Hyundai did a lot of local suspension tuning to suit Australian conditions and it shows. The ride is well controlled and flattens out most bumps with ease, while the steering has a good feel. The quick turn-in gives a nimble, sporty response, while it feels nicely balanced and the cornering grip is good.
A series II version, in 2015, brought further refinement of the steering and suspension, bigger tyres, and in the turbo model a seven-speed DCT replaces the six-speed unit.
With Hyundai’s five-year/unlimited kilometre warranty many Velosters will have a portion of the cover remaining.
Most owners seem very happy with the Veloster, although there are a few minor niggles and an occasional horror story – the odd engine or transmission issue, battery failures and electrical problems. Check the service history and a thorough vehicle inspection is worthwhile.
Check all accessories, including the navigation and audio systems – we understand they have a three-year warranty, not the full five-year cover.
Speedo inaccuracy can be an issue. Look closely at the trim, as the leather can become shabby.
3dr (2012-16) $16,100-$28,800
+ 3dr (2012-16) $17,700-$29,300
SR Turbo (2012-16) $20,100-$29,700
SR Turbo + (2015-16) $29,400-$31,900
Street SE (2013-14) $18,600-$20,000
Street Turbo SE (2016) $34,300
Approximate Glass’s Guide prices for a 5dr hatch.
FUEL CONSUMPTION: 8.0-10.5L/100km for non-turbo models. The turbo versions tend to be a little thirsty.
SAFETY: 5-star ANCAP rating.
TOWING: Not recommended.
THE COMPETITION: Kia Cerato Koup, Toyota 86, Subaru BRZ, Ford Fiesta ST.

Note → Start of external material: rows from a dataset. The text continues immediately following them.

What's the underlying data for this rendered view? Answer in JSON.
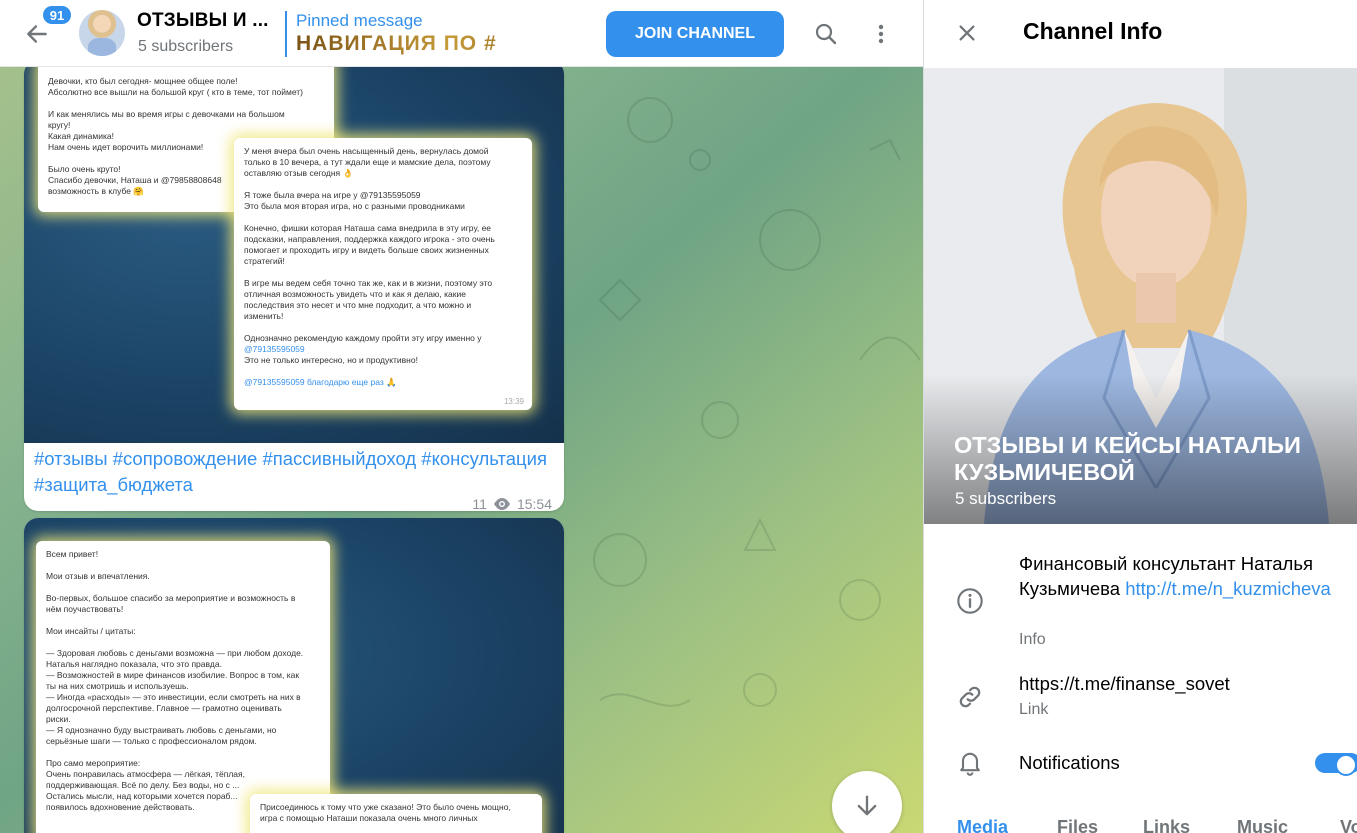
{
  "header": {
    "unread_count": "91",
    "channel_title": "ОТЗЫВЫ И ...",
    "subscribers": "5 subscribers",
    "pinned_label": "Pinned message",
    "pinned_text": "НАВИГАЦИЯ ПО #",
    "join_label": "JOIN CHANNEL",
    "icons": [
      "back-arrow-icon",
      "search-icon",
      "more-vertical-icon"
    ]
  },
  "messages": [
    {
      "caption": "#отзывы #сопровождение #пассивныйдоход #консультация #защита_бюджета",
      "views": "11",
      "time": "15:54",
      "card1_lines": [
        "Девочки, кто был сегодня- мощнее общее поле!",
        "Абсолютно все вышли на большой круг ( кто в теме, тот поймет)",
        "",
        "И как менялись мы во время игры с девочками на большом",
        "кругу!",
        "Какая динамика!",
        "Нам очень идет ворочить миллионами!",
        "",
        "Было очень круто!",
        "Спасибо девочки, Наташа и @79858808648",
        "возможность в клубе 🤗"
      ],
      "card2_lines": [
        "У меня вчера был очень насыщенный день, вернулась домой",
        "только в 10 вечера, а тут ждали еще и мамские дела, поэтому",
        "оставляю отзыв сегодня 👌",
        "",
        "Я тоже была вчера на игре у @79135595059",
        "Это была моя вторая игра, но с разными проводниками",
        "",
        "Конечно, фишки которая Наташа сама внедрила в эту игру, ее",
        "подсказки, направления, поддержка каждого игрока - это очень",
        "помогает и проходить игру и видеть больше своих жизненных",
        "стратегий!",
        "",
        "В игре мы ведем себя точно так же, как и в жизни, поэтому это",
        "отличная возможность увидеть что и как я делаю, какие",
        "последствия это несет и что мне подходит, а что можно и",
        "изменить!",
        "",
        "Однозначно рекомендую каждому пройти эту игру именно у",
        "@79135595059",
        "Это не только интересно, но и продуктивно!",
        "",
        "@79135595059 благодарю еще раз 🙏"
      ],
      "card2_time": "13:39"
    },
    {
      "card1_lines": [
        "Всем привет!",
        "",
        "Мои отзыв и впечатления.",
        "",
        "Во-первых, большое спасибо за мероприятие и возможность в",
        "нём поучаствовать!",
        "",
        "Мои инсайты / цитаты:",
        "",
        "— Здоровая любовь с деньгами возможна — при любом доходе.",
        "Наталья наглядно показала, что это правда.",
        "— Возможностей в мире финансов изобилие. Вопрос в том, как",
        "ты на них смотришь и используешь.",
        "— Иногда «расходы» — это инвестиции, если смотреть на них в",
        "долгосрочной перспективе. Главное — грамотно оценивать",
        "риски.",
        "— Я однозначно буду выстраивать любовь с деньгами, но",
        "серьёзные шаги — только с профессионалом рядом.",
        "",
        "Про само мероприятие:",
        "Очень понравилась атмосфера — лёгкая, тёплая,",
        "поддерживающая. Всё по делу. Без воды, но с ...",
        "Остались мысли, над которыми хочется пораб...",
        "появилось вдохновение действовать."
      ],
      "card2_lines": [
        "Присоединюсь к тому что уже сказано! Это было очень мощно,",
        "игра с помощью Наташи показала очень много личных"
      ]
    }
  ],
  "info": {
    "title": "Channel Info",
    "channel_name": "ОТЗЫВЫ И КЕЙСЫ НАТАЛЬИ КУЗЬМИЧЕВОЙ",
    "subscribers": "5 subscribers",
    "description": "Финансовый консультант Наталья Кузьмичева",
    "description_link": "http://t.me/n_kuzmicheva",
    "description_label": "Info",
    "link": "https://t.me/finanse_sovet",
    "link_label": "Link",
    "notifications_label": "Notifications",
    "notifications_on": true,
    "tabs": [
      "Media",
      "Files",
      "Links",
      "Music",
      "Vo"
    ],
    "active_tab": "Media"
  },
  "colors": {
    "accent": "#3390ec",
    "muted": "#707579"
  }
}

RACV can help
RACV car loans have no monthly fees. Go to racv.com.au/finance for details and online calculators.